#### [WORK TO COMPLETE]
Please read the records below and return each line holding the string "date".

[Component data from apps and pages]

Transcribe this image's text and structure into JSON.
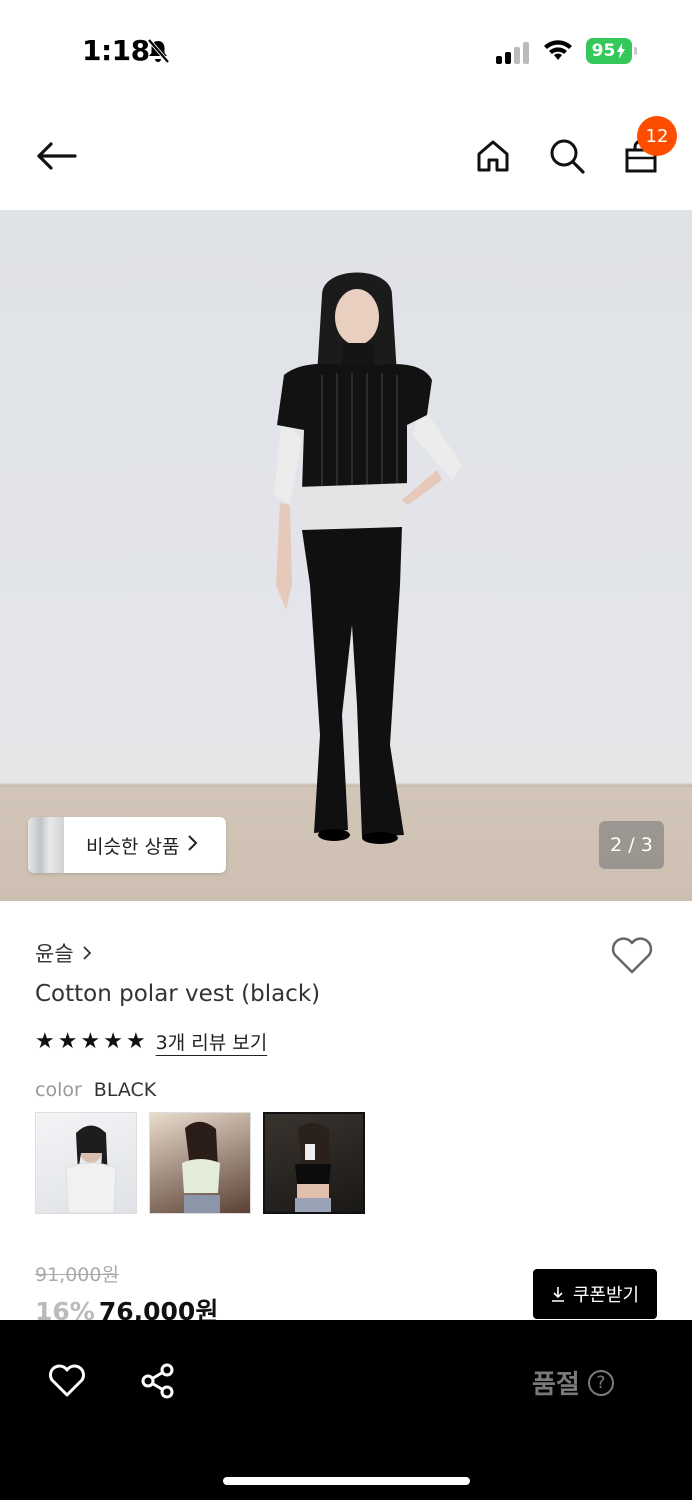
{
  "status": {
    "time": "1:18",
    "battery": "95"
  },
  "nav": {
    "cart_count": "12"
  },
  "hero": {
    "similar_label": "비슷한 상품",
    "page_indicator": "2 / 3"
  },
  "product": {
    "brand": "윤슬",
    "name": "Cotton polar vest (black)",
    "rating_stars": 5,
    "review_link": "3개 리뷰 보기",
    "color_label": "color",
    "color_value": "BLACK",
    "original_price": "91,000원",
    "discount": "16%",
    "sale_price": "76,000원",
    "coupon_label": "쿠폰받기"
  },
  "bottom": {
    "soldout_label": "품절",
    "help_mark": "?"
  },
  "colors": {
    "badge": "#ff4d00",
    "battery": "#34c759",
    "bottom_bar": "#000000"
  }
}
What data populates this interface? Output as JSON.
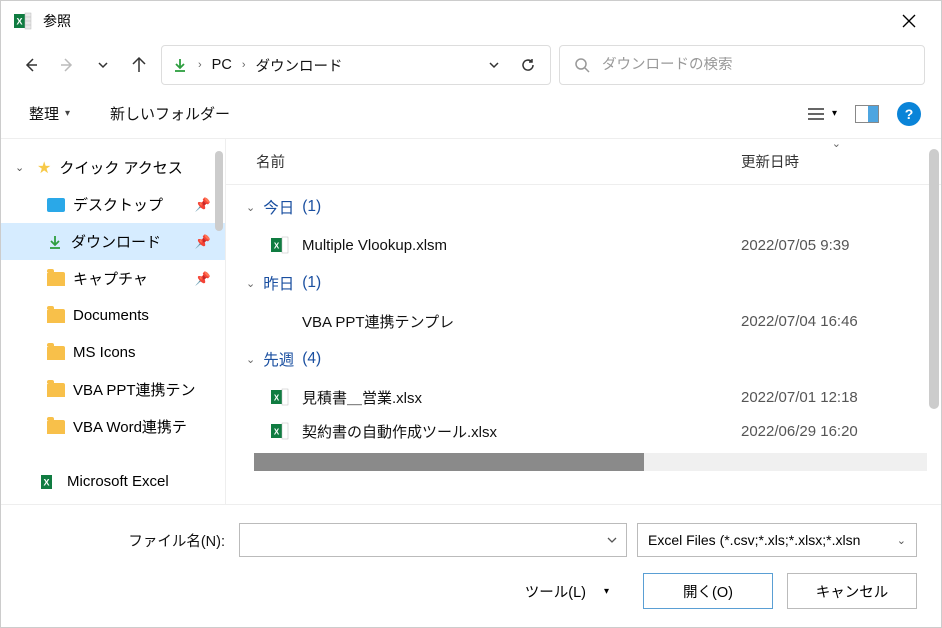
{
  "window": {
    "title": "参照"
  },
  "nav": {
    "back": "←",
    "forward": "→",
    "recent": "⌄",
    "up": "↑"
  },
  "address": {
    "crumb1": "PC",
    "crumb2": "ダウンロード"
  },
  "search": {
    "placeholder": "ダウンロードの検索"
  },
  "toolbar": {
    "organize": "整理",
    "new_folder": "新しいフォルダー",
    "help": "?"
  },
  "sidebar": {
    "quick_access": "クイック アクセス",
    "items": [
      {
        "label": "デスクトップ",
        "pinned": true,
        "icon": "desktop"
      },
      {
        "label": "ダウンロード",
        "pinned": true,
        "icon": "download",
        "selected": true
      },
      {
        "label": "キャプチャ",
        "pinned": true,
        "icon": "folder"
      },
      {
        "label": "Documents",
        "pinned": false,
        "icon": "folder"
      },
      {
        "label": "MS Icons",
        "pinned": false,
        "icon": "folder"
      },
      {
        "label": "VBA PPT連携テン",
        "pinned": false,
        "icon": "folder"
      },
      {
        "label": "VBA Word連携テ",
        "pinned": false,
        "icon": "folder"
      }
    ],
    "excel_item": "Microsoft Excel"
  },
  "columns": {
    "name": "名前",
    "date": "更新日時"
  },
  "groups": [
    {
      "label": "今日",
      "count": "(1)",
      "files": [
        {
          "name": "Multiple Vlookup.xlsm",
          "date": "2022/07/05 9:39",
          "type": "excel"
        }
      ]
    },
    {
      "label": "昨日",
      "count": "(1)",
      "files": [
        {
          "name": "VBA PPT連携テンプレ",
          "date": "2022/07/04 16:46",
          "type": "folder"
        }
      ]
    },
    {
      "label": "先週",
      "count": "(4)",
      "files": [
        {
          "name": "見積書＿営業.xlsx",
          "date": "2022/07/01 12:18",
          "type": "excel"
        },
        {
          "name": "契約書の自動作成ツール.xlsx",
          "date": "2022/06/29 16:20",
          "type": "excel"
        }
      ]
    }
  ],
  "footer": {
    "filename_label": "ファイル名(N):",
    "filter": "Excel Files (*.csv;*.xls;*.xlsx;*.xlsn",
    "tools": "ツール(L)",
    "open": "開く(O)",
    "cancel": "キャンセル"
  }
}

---

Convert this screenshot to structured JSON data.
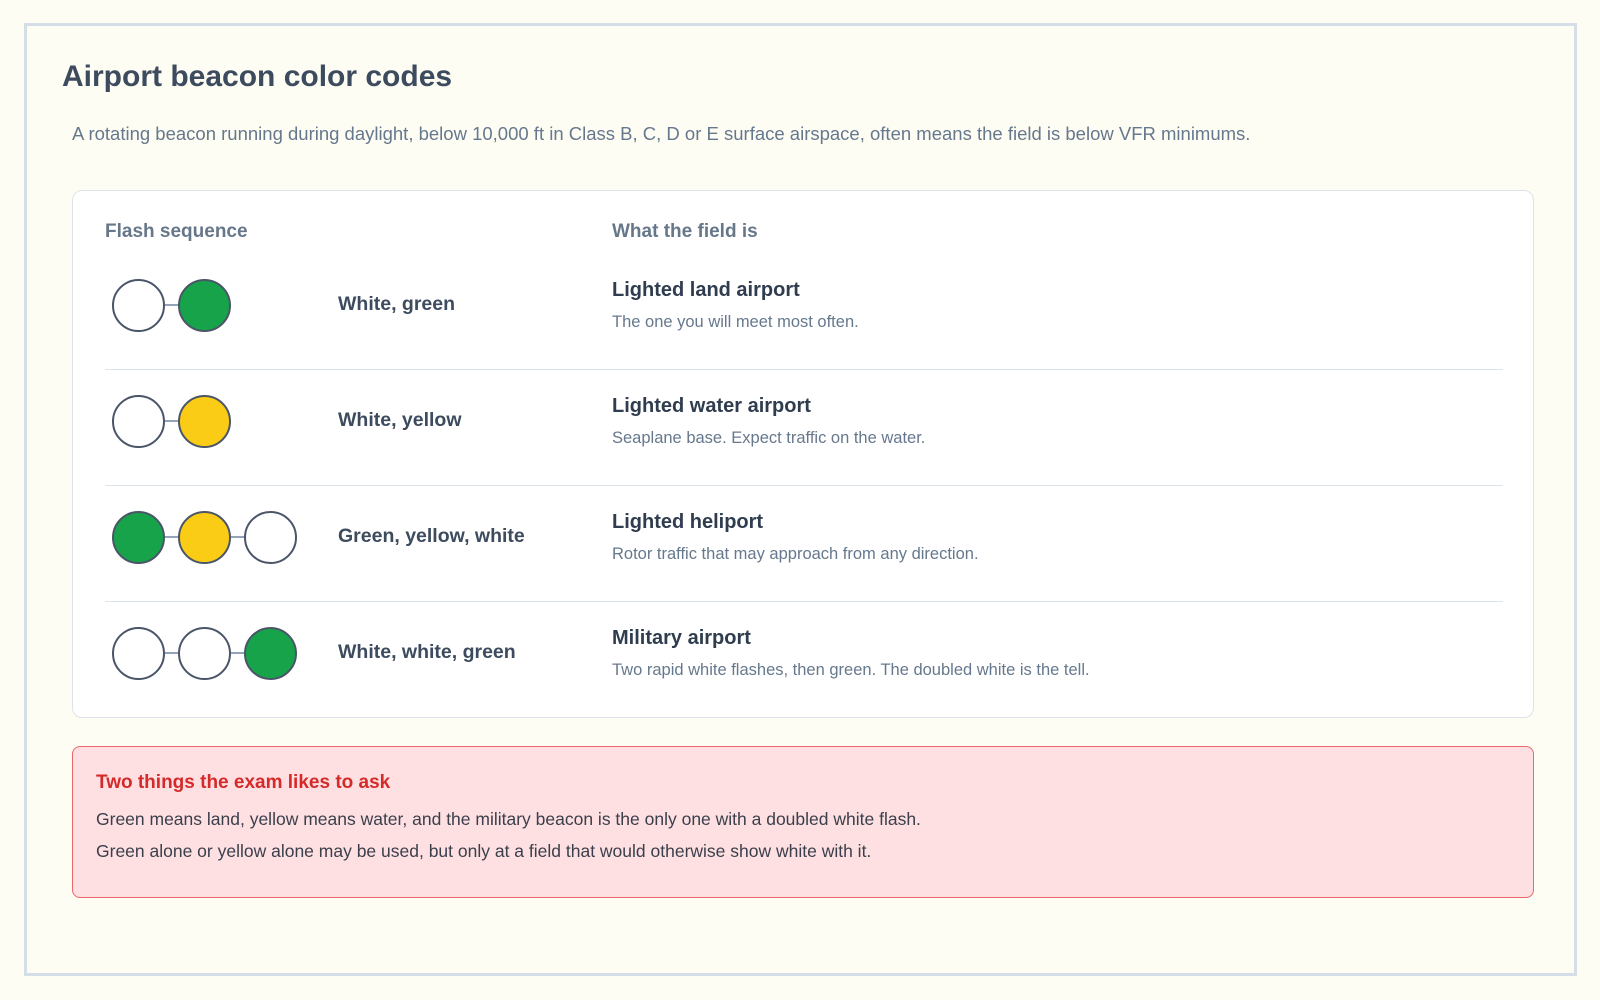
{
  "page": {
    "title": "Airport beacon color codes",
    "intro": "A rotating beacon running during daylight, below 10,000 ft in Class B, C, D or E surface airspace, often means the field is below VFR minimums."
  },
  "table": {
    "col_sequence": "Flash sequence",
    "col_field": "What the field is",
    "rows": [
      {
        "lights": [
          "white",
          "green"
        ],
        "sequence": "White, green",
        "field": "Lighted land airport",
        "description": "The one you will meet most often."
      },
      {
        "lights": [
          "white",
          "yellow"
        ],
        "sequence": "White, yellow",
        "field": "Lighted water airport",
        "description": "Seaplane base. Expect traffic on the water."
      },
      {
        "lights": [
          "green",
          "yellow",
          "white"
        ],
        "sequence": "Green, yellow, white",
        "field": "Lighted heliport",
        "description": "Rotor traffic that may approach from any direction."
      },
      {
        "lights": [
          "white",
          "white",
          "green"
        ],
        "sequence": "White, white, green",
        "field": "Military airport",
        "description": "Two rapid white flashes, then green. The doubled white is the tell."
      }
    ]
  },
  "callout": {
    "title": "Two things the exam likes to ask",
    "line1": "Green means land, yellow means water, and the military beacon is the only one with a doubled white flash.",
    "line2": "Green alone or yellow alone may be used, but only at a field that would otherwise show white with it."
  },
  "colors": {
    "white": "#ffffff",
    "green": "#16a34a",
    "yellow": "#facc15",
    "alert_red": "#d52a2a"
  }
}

#### [OUTPUT OF THE TASK]
    "date": "更新日時"
          "date": "2022/07/05 9:39",
          "date": "2022/07/04 16:46",
          "date": "2022/07/01 12:18",
          "date": "2022/06/29 16:20",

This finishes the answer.